■ Records for this exercise ■
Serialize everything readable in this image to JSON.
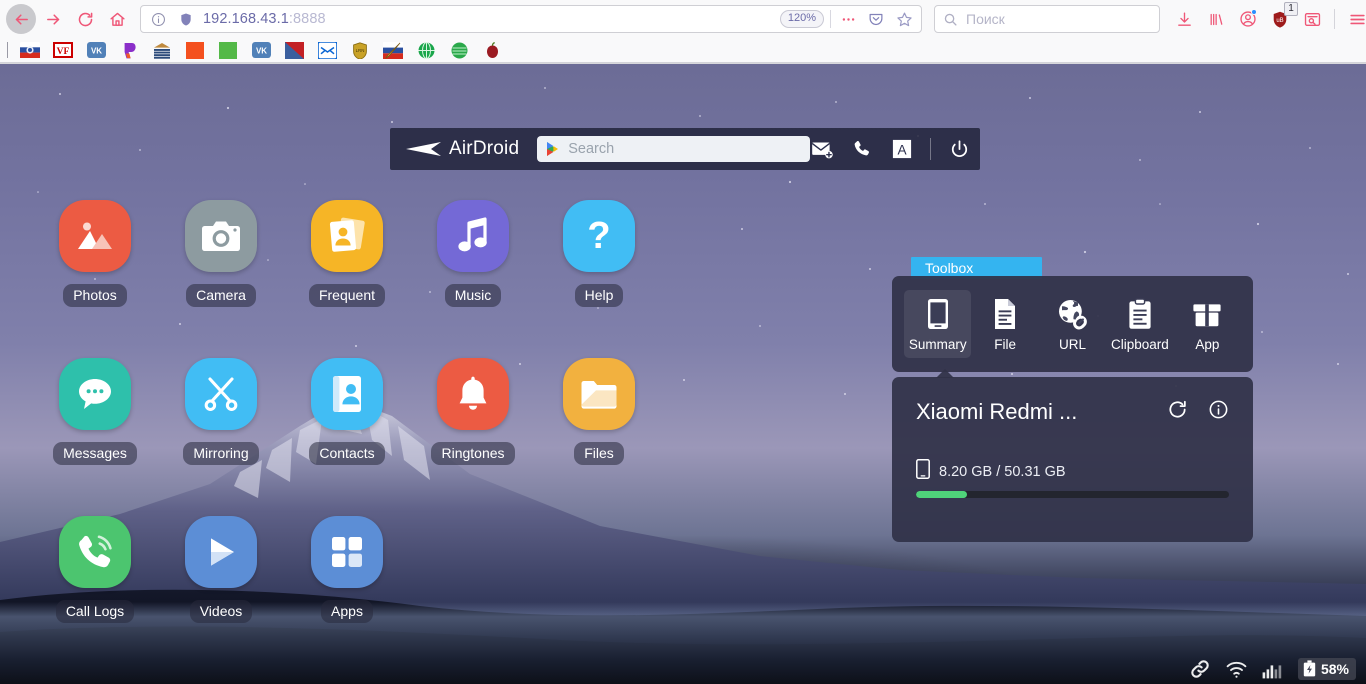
{
  "browser": {
    "nav": {
      "back_label": "Back",
      "forward_label": "Forward",
      "reload_label": "Reload",
      "home_label": "Home"
    },
    "urlbar": {
      "host": "192.168.43.1",
      "port": ":8888",
      "zoom_level": "120%",
      "identity_label": "Site information",
      "tracking_label": "Tracking protection",
      "page_actions_label": "Page actions",
      "pocket_label": "Save to Pocket",
      "bookmark_label": "Bookmark this page"
    },
    "search": {
      "placeholder": "Поиск",
      "icon": "search-icon"
    },
    "toolbar_right": {
      "downloads_label": "Downloads",
      "library_label": "Library",
      "account_label": "Account",
      "ublock_label": "uBlock Origin",
      "ublock_badge": "1",
      "reader_label": "Reader view",
      "menu_label": "Open menu"
    },
    "bookmarks": [
      {
        "name": "bookmark-russia",
        "color": "#d8e2f0"
      },
      {
        "name": "bookmark-vf",
        "color": "#cc0000"
      },
      {
        "name": "bookmark-vk-1",
        "color": "#5181b8"
      },
      {
        "name": "bookmark-purple",
        "color": "#8b2fc9"
      },
      {
        "name": "bookmark-layers",
        "color": "#c08a3e"
      },
      {
        "name": "bookmark-orange",
        "color": "#f4501e"
      },
      {
        "name": "bookmark-green",
        "color": "#54b948"
      },
      {
        "name": "bookmark-vk-2",
        "color": "#5181b8"
      },
      {
        "name": "bookmark-flag-diag",
        "color": "#c32025"
      },
      {
        "name": "bookmark-mail",
        "color": "#0b66d3"
      },
      {
        "name": "bookmark-shield",
        "color": "#c9a227"
      },
      {
        "name": "bookmark-pen-flag",
        "color": "#2b5fb0"
      },
      {
        "name": "bookmark-globe-green",
        "color": "#1aa64b"
      },
      {
        "name": "bookmark-disc-green",
        "color": "#2aa84a"
      },
      {
        "name": "bookmark-apple",
        "color": "#9b1b22"
      }
    ]
  },
  "airdroid": {
    "brand": "AirDroid",
    "search_placeholder": "Search",
    "actions": [
      {
        "name": "new-message-icon",
        "label": "New message"
      },
      {
        "name": "call-icon",
        "label": "Call"
      },
      {
        "name": "app-letter-icon",
        "label": "A"
      },
      {
        "name": "power-icon",
        "label": "Power"
      }
    ]
  },
  "desktop": {
    "apps": [
      {
        "label": "Photos",
        "icon": "photos-icon",
        "color": "#ec5b43"
      },
      {
        "label": "Camera",
        "icon": "camera-icon",
        "color": "#8d9ba0"
      },
      {
        "label": "Frequent",
        "icon": "frequent-icon",
        "color": "#f6b526"
      },
      {
        "label": "Music",
        "icon": "music-icon",
        "color": "#7469d6"
      },
      {
        "label": "Help",
        "icon": "help-icon",
        "color": "#41bdf4"
      },
      {
        "label": "Messages",
        "icon": "messages-icon",
        "color": "#2ec0ab"
      },
      {
        "label": "Mirroring",
        "icon": "mirroring-icon",
        "color": "#41bdf4"
      },
      {
        "label": "Contacts",
        "icon": "contacts-icon",
        "color": "#41bdf4"
      },
      {
        "label": "Ringtones",
        "icon": "ringtones-icon",
        "color": "#ec5b43"
      },
      {
        "label": "Files",
        "icon": "files-icon",
        "color": "#f2b13f"
      },
      {
        "label": "Call Logs",
        "icon": "calllogs-icon",
        "color": "#4cc56f"
      },
      {
        "label": "Videos",
        "icon": "videos-icon",
        "color": "#5c8ed6"
      },
      {
        "label": "Apps",
        "icon": "apps-icon",
        "color": "#5c8ed6"
      }
    ]
  },
  "toolbox": {
    "tab_label": "Toolbox",
    "items": [
      {
        "label": "Summary",
        "icon": "phone-icon",
        "selected": true
      },
      {
        "label": "File",
        "icon": "file-icon",
        "selected": false
      },
      {
        "label": "URL",
        "icon": "globe-link-icon",
        "selected": false
      },
      {
        "label": "Clipboard",
        "icon": "clipboard-icon",
        "selected": false
      },
      {
        "label": "App",
        "icon": "package-icon",
        "selected": false
      }
    ]
  },
  "device": {
    "name": "Xiaomi Redmi ...",
    "refresh_label": "Refresh",
    "info_label": "Device info",
    "storage": {
      "icon": "phone-storage-icon",
      "text": "8.20 GB / 50.31 GB",
      "used_gb": 8.2,
      "total_gb": 50.31,
      "percent": 16.3
    }
  },
  "status_bar": {
    "link_label": "Connected",
    "wifi_label": "Wi-Fi",
    "signal_label": "Signal",
    "battery": "58%"
  },
  "colors": {
    "accent_blue": "#34b4f0",
    "panel": "rgba(48,50,72,0.93)",
    "storage_green": "#4fd37a",
    "firefox_pink": "#ef5777"
  }
}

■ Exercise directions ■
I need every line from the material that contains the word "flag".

■ Solution to the exercise ■
        "name": "bookmark-flag-diag",
        "name": "bookmark-pen-flag",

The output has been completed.